### WHAT THE EXERCISE ASKS
The entries are to be reproduced verbatim, with all pictures omitted.

### RECORD EXCERPTS
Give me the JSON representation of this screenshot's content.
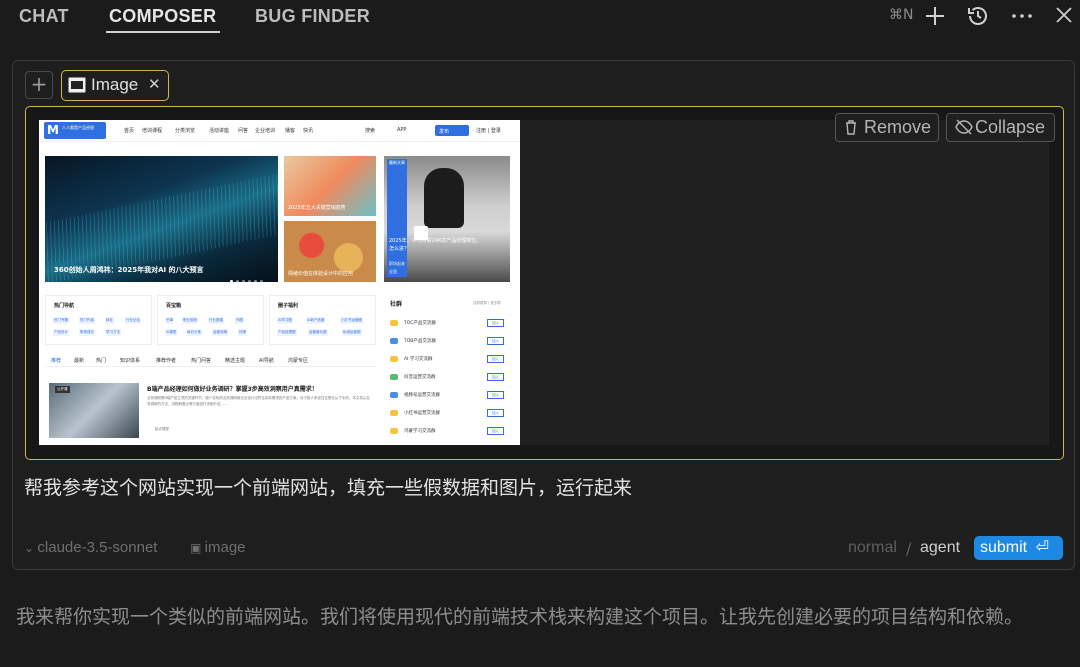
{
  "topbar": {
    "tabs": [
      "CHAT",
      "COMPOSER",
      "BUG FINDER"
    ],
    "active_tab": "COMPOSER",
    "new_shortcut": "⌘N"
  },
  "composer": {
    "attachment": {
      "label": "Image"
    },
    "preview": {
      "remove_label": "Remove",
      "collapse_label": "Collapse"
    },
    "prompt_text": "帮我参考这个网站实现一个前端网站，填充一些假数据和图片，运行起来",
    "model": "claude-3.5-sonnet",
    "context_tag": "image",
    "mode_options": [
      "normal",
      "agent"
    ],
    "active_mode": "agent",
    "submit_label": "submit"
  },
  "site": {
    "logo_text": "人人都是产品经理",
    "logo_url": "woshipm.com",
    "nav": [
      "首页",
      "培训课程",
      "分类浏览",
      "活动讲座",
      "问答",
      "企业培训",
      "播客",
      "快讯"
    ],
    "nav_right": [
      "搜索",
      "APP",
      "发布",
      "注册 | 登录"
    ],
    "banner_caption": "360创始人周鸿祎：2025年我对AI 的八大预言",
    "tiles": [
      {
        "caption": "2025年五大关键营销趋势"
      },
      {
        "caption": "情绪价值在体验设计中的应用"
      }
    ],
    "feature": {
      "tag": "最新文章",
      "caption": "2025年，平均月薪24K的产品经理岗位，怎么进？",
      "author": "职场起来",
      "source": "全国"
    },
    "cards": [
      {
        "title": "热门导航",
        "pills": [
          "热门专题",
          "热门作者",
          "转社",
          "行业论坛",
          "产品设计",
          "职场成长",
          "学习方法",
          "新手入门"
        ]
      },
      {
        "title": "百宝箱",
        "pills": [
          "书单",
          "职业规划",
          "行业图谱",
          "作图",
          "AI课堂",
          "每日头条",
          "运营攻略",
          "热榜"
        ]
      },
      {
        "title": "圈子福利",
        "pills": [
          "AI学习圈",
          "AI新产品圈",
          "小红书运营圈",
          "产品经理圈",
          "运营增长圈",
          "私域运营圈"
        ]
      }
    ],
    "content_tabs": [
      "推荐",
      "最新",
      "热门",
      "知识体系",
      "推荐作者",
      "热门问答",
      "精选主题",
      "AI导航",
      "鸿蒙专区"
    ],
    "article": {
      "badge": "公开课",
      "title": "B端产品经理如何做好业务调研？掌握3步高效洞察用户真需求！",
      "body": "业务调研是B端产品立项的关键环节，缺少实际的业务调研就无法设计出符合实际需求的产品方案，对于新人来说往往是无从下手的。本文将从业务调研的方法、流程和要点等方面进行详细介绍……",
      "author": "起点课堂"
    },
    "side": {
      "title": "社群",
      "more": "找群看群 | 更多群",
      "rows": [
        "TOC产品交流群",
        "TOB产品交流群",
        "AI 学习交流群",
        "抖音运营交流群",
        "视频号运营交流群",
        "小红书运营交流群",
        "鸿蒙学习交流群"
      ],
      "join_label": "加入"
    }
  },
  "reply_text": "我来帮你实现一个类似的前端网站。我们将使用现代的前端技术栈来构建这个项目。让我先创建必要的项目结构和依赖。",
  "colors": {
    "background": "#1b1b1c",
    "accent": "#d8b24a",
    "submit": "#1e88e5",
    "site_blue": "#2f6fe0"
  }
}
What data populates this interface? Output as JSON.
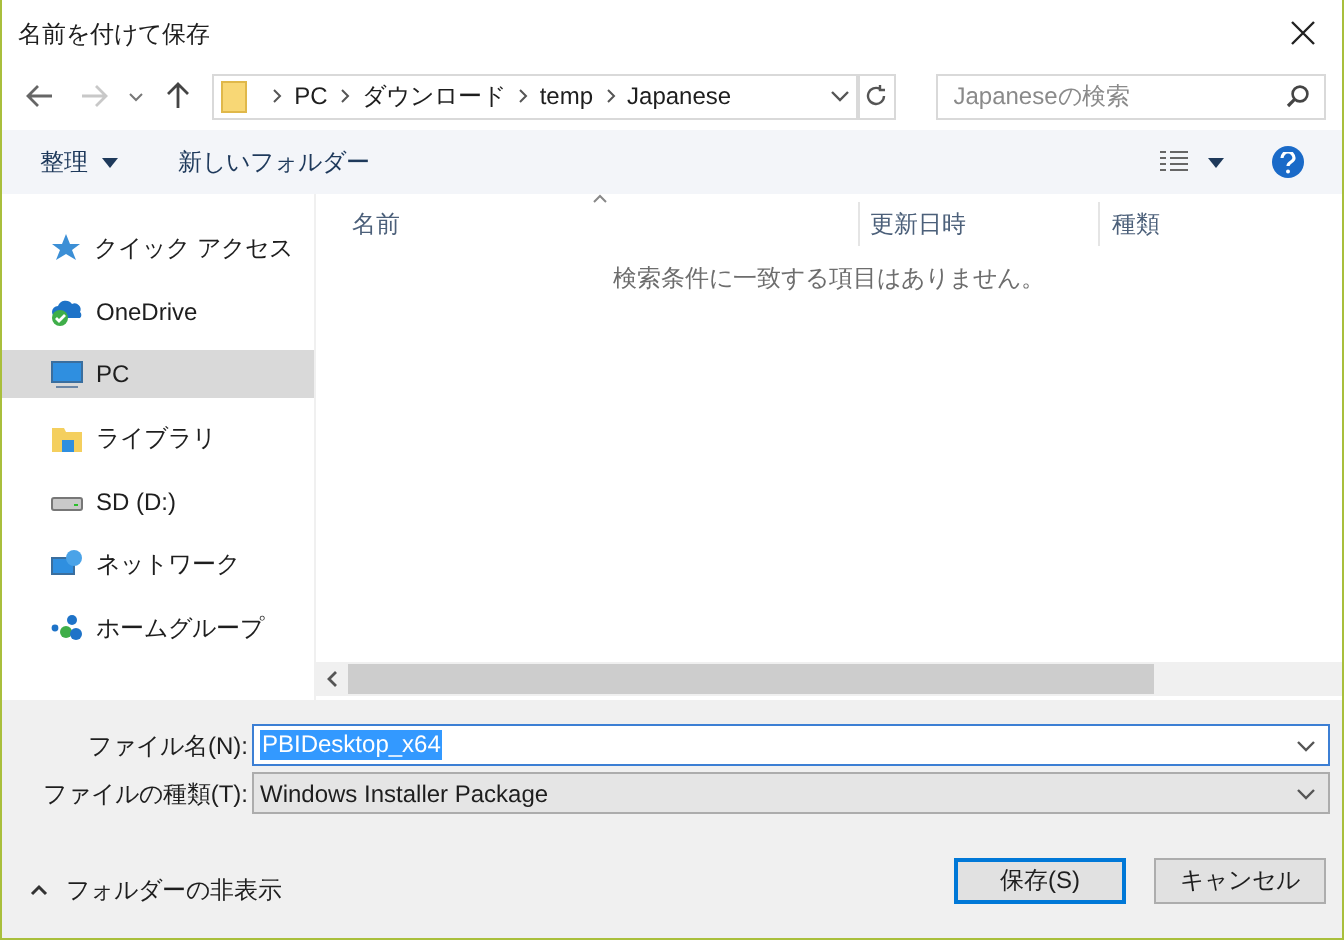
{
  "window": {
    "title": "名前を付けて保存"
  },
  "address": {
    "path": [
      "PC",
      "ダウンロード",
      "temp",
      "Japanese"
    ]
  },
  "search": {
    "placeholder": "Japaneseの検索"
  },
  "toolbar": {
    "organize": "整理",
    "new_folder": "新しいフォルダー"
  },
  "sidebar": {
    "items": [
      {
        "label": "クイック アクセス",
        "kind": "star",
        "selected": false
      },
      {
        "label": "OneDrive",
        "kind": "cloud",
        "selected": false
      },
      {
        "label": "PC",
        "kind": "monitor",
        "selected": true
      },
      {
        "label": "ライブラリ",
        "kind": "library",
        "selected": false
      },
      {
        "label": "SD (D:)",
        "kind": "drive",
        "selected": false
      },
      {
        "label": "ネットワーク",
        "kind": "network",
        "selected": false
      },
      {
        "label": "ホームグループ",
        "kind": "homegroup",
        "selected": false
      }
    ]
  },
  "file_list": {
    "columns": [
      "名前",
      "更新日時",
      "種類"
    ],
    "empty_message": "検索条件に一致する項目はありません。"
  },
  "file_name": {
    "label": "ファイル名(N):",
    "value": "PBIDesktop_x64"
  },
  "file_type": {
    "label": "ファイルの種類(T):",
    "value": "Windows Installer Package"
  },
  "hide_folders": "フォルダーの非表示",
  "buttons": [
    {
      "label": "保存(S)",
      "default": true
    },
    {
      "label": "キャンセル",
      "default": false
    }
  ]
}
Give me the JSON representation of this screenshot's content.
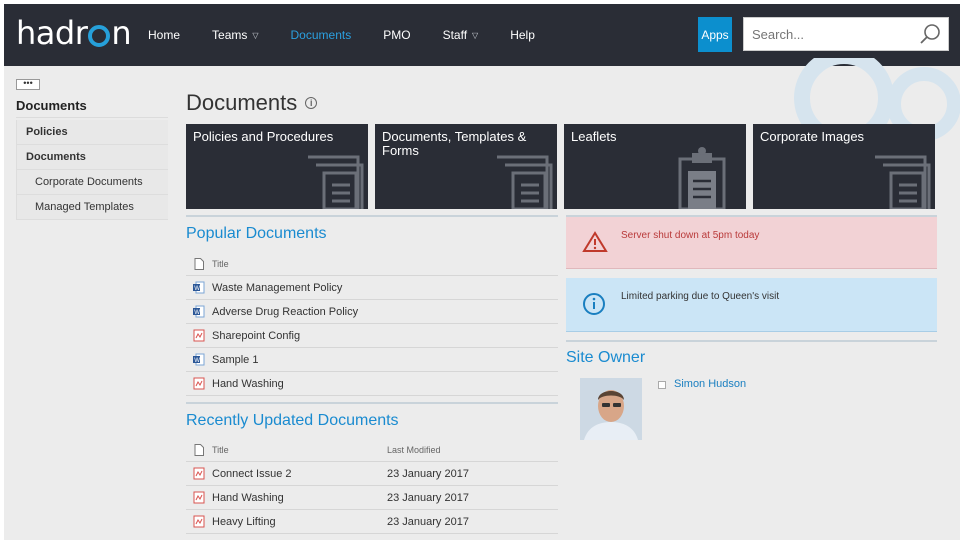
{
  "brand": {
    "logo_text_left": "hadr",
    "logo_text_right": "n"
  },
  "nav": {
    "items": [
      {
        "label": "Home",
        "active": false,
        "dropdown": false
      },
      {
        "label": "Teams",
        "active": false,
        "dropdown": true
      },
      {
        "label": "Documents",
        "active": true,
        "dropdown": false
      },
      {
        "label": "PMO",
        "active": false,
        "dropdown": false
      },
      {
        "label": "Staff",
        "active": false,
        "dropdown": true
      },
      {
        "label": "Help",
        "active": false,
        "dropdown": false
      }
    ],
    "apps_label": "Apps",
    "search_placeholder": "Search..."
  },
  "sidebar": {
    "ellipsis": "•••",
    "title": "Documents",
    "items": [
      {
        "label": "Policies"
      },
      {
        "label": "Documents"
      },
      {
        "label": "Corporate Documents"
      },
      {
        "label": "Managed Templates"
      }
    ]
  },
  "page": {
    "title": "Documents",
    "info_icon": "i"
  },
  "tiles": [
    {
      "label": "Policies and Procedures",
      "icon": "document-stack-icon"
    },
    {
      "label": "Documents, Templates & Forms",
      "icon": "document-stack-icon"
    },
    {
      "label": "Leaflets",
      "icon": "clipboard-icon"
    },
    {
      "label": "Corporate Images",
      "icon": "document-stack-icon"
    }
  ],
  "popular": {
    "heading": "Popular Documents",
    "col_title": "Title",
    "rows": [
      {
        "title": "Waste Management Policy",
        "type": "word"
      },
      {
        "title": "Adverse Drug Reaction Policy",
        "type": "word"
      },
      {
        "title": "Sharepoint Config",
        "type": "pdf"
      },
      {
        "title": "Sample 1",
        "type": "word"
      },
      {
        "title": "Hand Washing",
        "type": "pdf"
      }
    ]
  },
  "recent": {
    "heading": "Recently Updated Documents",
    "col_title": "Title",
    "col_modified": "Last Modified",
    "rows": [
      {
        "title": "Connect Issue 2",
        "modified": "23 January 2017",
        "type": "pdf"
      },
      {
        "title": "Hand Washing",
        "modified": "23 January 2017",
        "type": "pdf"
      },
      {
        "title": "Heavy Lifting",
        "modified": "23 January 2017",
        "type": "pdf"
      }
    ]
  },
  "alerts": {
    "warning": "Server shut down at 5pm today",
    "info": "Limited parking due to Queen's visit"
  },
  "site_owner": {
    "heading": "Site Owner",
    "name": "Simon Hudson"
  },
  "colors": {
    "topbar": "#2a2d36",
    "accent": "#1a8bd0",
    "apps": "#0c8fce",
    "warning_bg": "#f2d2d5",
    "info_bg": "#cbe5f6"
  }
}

### WRITTEN ANSWER
Give me the JSON representation of this screenshot's content.
{
  "topbar": {
    "tabs": [
      "CHAT",
      "COMPOSER",
      "BUG FINDER"
    ],
    "active_tab": "COMPOSER",
    "new_shortcut": "⌘N"
  },
  "composer": {
    "attachment": {
      "label": "Image"
    },
    "preview": {
      "remove_label": "Remove",
      "collapse_label": "Collapse"
    },
    "prompt_text": "帮我参考这个网站实现一个前端网站，填充一些假数据和图片，运行起来",
    "model": "claude-3.5-sonnet",
    "context_tag": "image",
    "mode_options": [
      "normal",
      "agent"
    ],
    "active_mode": "agent",
    "submit_label": "submit"
  },
  "site": {
    "logo_text": "人人都是产品经理",
    "logo_url": "woshipm.com",
    "nav": [
      "首页",
      "培训课程",
      "分类浏览",
      "活动讲座",
      "问答",
      "企业培训",
      "播客",
      "快讯"
    ],
    "nav_right": [
      "搜索",
      "APP",
      "发布",
      "注册 | 登录"
    ],
    "banner_caption": "360创始人周鸿祎：2025年我对AI 的八大预言",
    "tiles": [
      {
        "caption": "2025年五大关键营销趋势"
      },
      {
        "caption": "情绪价值在体验设计中的应用"
      }
    ],
    "feature": {
      "tag": "最新文章",
      "caption": "2025年，平均月薪24K的产品经理岗位，怎么进？",
      "author": "职场起来",
      "source": "全国"
    },
    "cards": [
      {
        "title": "热门导航",
        "pills": [
          "热门专题",
          "热门作者",
          "转社",
          "行业论坛",
          "产品设计",
          "职场成长",
          "学习方法",
          "新手入门"
        ]
      },
      {
        "title": "百宝箱",
        "pills": [
          "书单",
          "职业规划",
          "行业图谱",
          "作图",
          "AI课堂",
          "每日头条",
          "运营攻略",
          "热榜"
        ]
      },
      {
        "title": "圈子福利",
        "pills": [
          "AI学习圈",
          "AI新产品圈",
          "小红书运营圈",
          "产品经理圈",
          "运营增长圈",
          "私域运营圈"
        ]
      }
    ],
    "content_tabs": [
      "推荐",
      "最新",
      "热门",
      "知识体系",
      "推荐作者",
      "热门问答",
      "精选主题",
      "AI导航",
      "鸿蒙专区"
    ],
    "article": {
      "badge": "公开课",
      "title": "B端产品经理如何做好业务调研？掌握3步高效洞察用户真需求！",
      "body": "业务调研是B端产品立项的关键环节，缺少实际的业务调研就无法设计出符合实际需求的产品方案，对于新人来说往往是无从下手的。本文将从业务调研的方法、流程和要点等方面进行详细介绍……",
      "author": "起点课堂"
    },
    "side": {
      "title": "社群",
      "more": "找群看群 | 更多群",
      "rows": [
        "TOC产品交流群",
        "TOB产品交流群",
        "AI 学习交流群",
        "抖音运营交流群",
        "视频号运营交流群",
        "小红书运营交流群",
        "鸿蒙学习交流群"
      ],
      "join_label": "加入"
    }
  },
  "reply_text": "我来帮你实现一个类似的前端网站。我们将使用现代的前端技术栈来构建这个项目。让我先创建必要的项目结构和依赖。",
  "colors": {
    "background": "#1b1b1c",
    "accent": "#d8b24a",
    "submit": "#1e88e5",
    "site_blue": "#2f6fe0"
  }
}
What data populates this interface? Output as JSON.
{
  "window": {
    "title": "名前を付けて保存"
  },
  "address": {
    "path": [
      "PC",
      "ダウンロード",
      "temp",
      "Japanese"
    ]
  },
  "search": {
    "placeholder": "Japaneseの検索"
  },
  "toolbar": {
    "organize": "整理",
    "new_folder": "新しいフォルダー"
  },
  "sidebar": {
    "items": [
      {
        "label": "クイック アクセス",
        "kind": "star",
        "selected": false
      },
      {
        "label": "OneDrive",
        "kind": "cloud",
        "selected": false
      },
      {
        "label": "PC",
        "kind": "monitor",
        "selected": true
      },
      {
        "label": "ライブラリ",
        "kind": "library",
        "selected": false
      },
      {
        "label": "SD (D:)",
        "kind": "drive",
        "selected": false
      },
      {
        "label": "ネットワーク",
        "kind": "network",
        "selected": false
      },
      {
        "label": "ホームグループ",
        "kind": "homegroup",
        "selected": false
      }
    ]
  },
  "file_list": {
    "columns": [
      "名前",
      "更新日時",
      "種類"
    ],
    "empty_message": "検索条件に一致する項目はありません。"
  },
  "file_name": {
    "label": "ファイル名(N):",
    "value": "PBIDesktop_x64"
  },
  "file_type": {
    "label": "ファイルの種類(T):",
    "value": "Windows Installer Package"
  },
  "hide_folders": "フォルダーの非表示",
  "buttons": [
    {
      "label": "保存(S)",
      "default": true
    },
    {
      "label": "キャンセル",
      "default": false
    }
  ]
}
Give me the JSON representation of this screenshot's content.
{
  "brand": {
    "logo_text_left": "hadr",
    "logo_text_right": "n"
  },
  "nav": {
    "items": [
      {
        "label": "Home",
        "active": false,
        "dropdown": false
      },
      {
        "label": "Teams",
        "active": false,
        "dropdown": true
      },
      {
        "label": "Documents",
        "active": true,
        "dropdown": false
      },
      {
        "label": "PMO",
        "active": false,
        "dropdown": false
      },
      {
        "label": "Staff",
        "active": false,
        "dropdown": true
      },
      {
        "label": "Help",
        "active": false,
        "dropdown": false
      }
    ],
    "apps_label": "Apps",
    "search_placeholder": "Search..."
  },
  "sidebar": {
    "ellipsis": "•••",
    "title": "Documents",
    "items": [
      {
        "label": "Policies"
      },
      {
        "label": "Documents"
      },
      {
        "label": "Corporate Documents"
      },
      {
        "label": "Managed Templates"
      }
    ]
  },
  "page": {
    "title": "Documents",
    "info_icon": "i"
  },
  "tiles": [
    {
      "label": "Policies and Procedures",
      "icon": "document-stack-icon"
    },
    {
      "label": "Documents, Templates & Forms",
      "icon": "document-stack-icon"
    },
    {
      "label": "Leaflets",
      "icon": "clipboard-icon"
    },
    {
      "label": "Corporate Images",
      "icon": "document-stack-icon"
    }
  ],
  "popular": {
    "heading": "Popular Documents",
    "col_title": "Title",
    "rows": [
      {
        "title": "Waste Management Policy",
        "type": "word"
      },
      {
        "title": "Adverse Drug Reaction Policy",
        "type": "word"
      },
      {
        "title": "Sharepoint Config",
        "type": "pdf"
      },
      {
        "title": "Sample 1",
        "type": "word"
      },
      {
        "title": "Hand Washing",
        "type": "pdf"
      }
    ]
  },
  "recent": {
    "heading": "Recently Updated Documents",
    "col_title": "Title",
    "col_modified": "Last Modified",
    "rows": [
      {
        "title": "Connect Issue 2",
        "modified": "23 January 2017",
        "type": "pdf"
      },
      {
        "title": "Hand Washing",
        "modified": "23 January 2017",
        "type": "pdf"
      },
      {
        "title": "Heavy Lifting",
        "modified": "23 January 2017",
        "type": "pdf"
      }
    ]
  },
  "alerts": {
    "warning": "Server shut down at 5pm today",
    "info": "Limited parking due to Queen's visit"
  },
  "site_owner": {
    "heading": "Site Owner",
    "name": "Simon Hudson"
  },
  "colors": {
    "topbar": "#2a2d36",
    "accent": "#1a8bd0",
    "apps": "#0c8fce",
    "warning_bg": "#f2d2d5",
    "info_bg": "#cbe5f6"
  }
}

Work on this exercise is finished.